After her husband dies, Mrs. Frisby, a mouse, meets the rat colony that lives on the same farm as she does, and she learns that her husband and the rats were once part of an government study (sponsored by the National Institute of Mental Health). The study was to change the genetic make up of mice and rats in an effort to teach them to read and live longer, and it was very successful. The rats tell Mrs. Frisby that they were captured while living on the streets, then trapped in cages and experimented on for years. They also share how they finally escaped after years of planning. The rats were trapped in tiny cages, given shots to enhance their abilities, and separated from all other rats. There is more to the novel, including the threat of losing her home and the NIMH scientists’ return, but the story of the rats is probably a full third of the book, and it’s definitely the most compelling.
The novel was written in 1971, so gender representation is stuck in the past. Mrs. Frisby, the main character, is a very brave and well developed character, but we never even learn her first name, although at one point she is referred to as Mrs. Jonathan Frisby.

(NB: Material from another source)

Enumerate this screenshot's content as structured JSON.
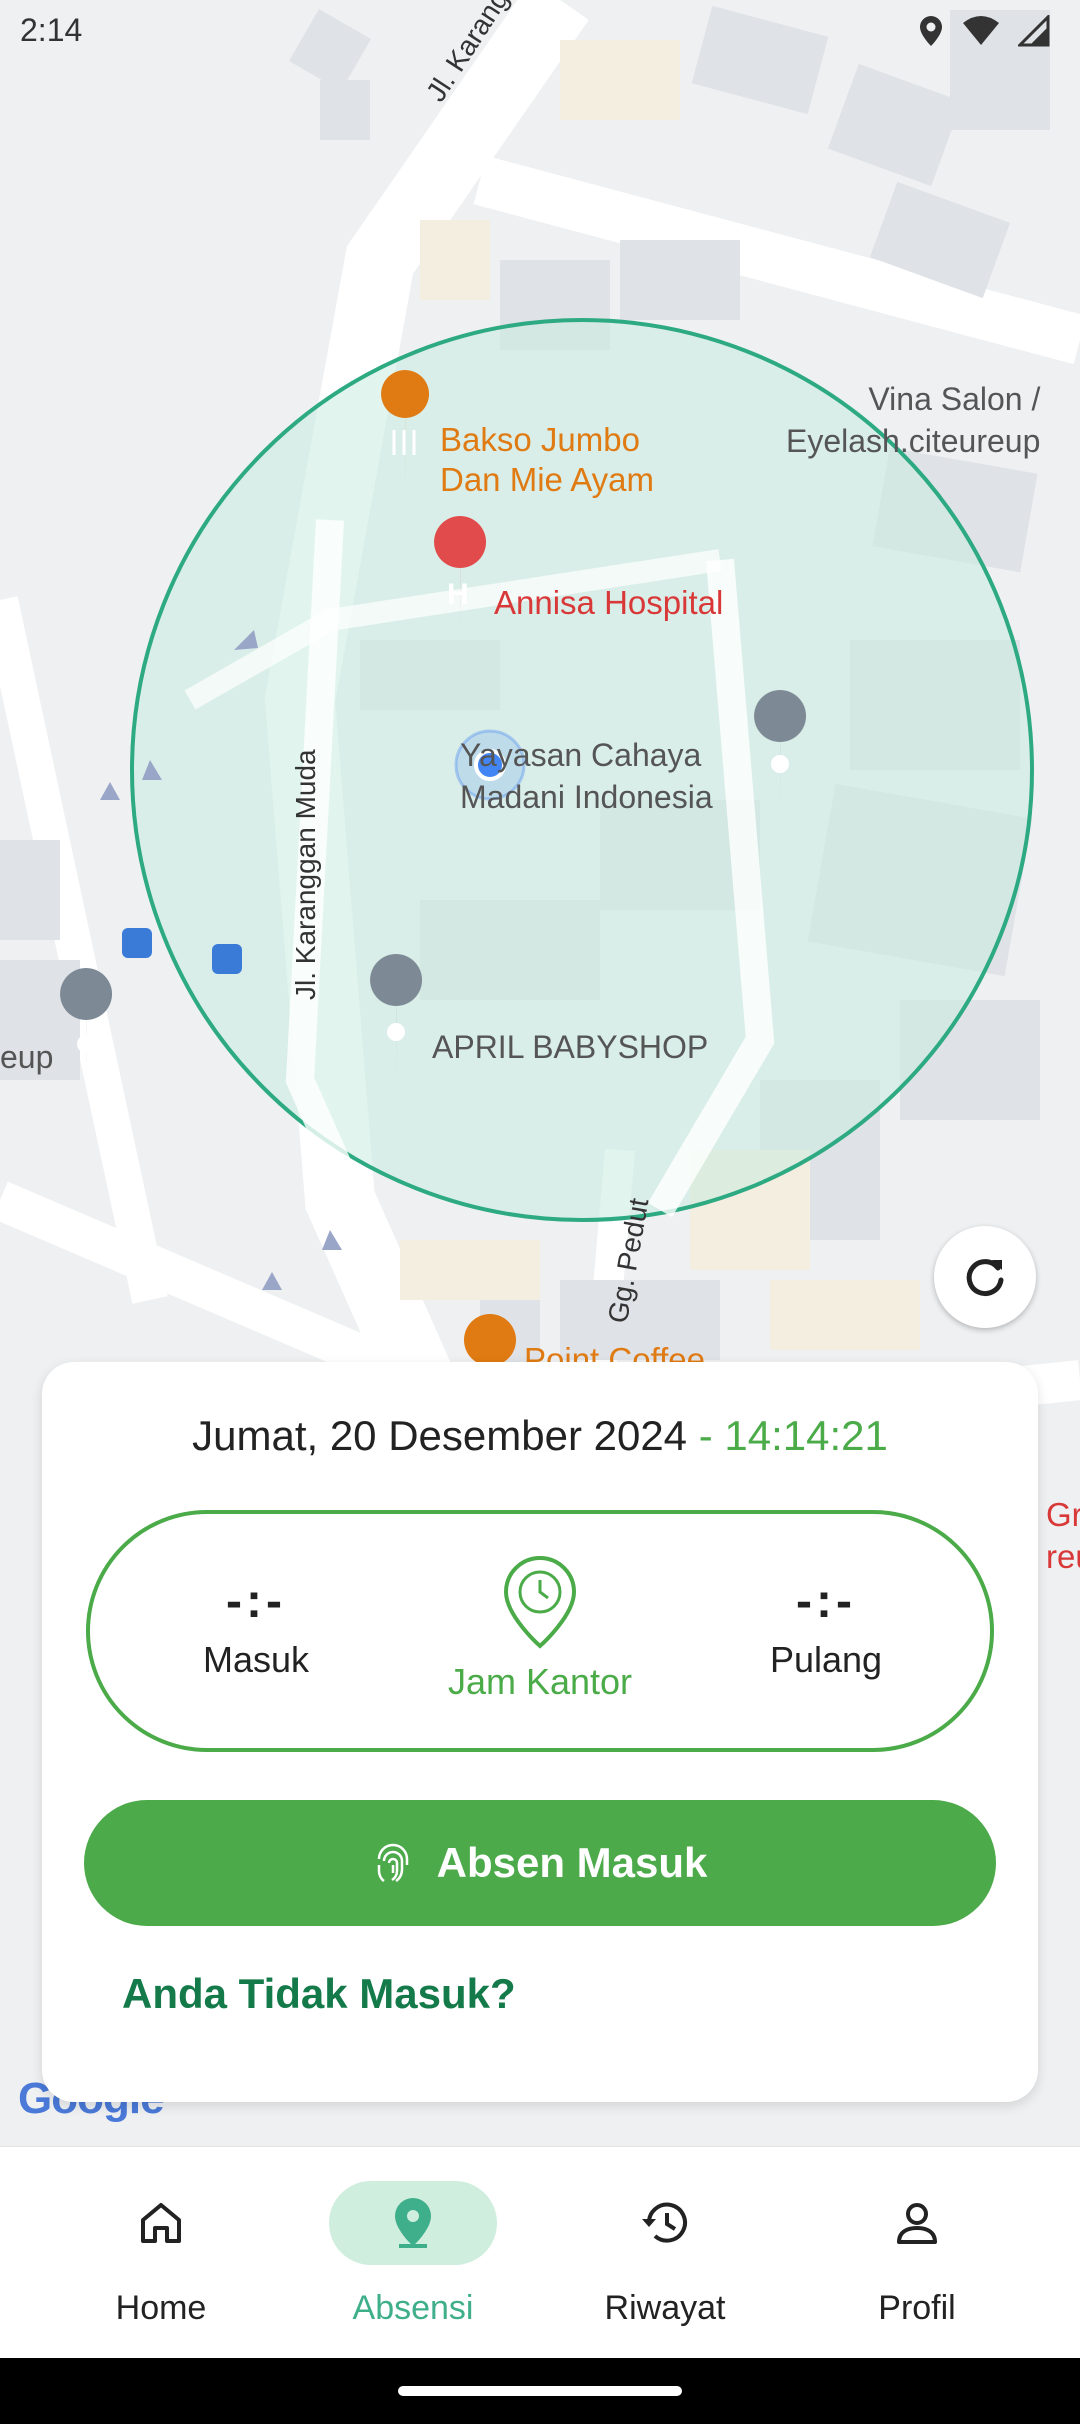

Additionally the rat colony, which started with only 20 rats, has grown to more than 150. Presumably there are some female rats, or the colony wouldn’t be growing. You wouldn’t know it from the story though; the named rats are all male. While this gender-biased story telling may be expected from a book from this time, it did dampen my enjoyment of an otherwise fantastic book.
Amazon recommends this book for ages 8-12, and that sounds about right to me.
Review by JENNIFER KALI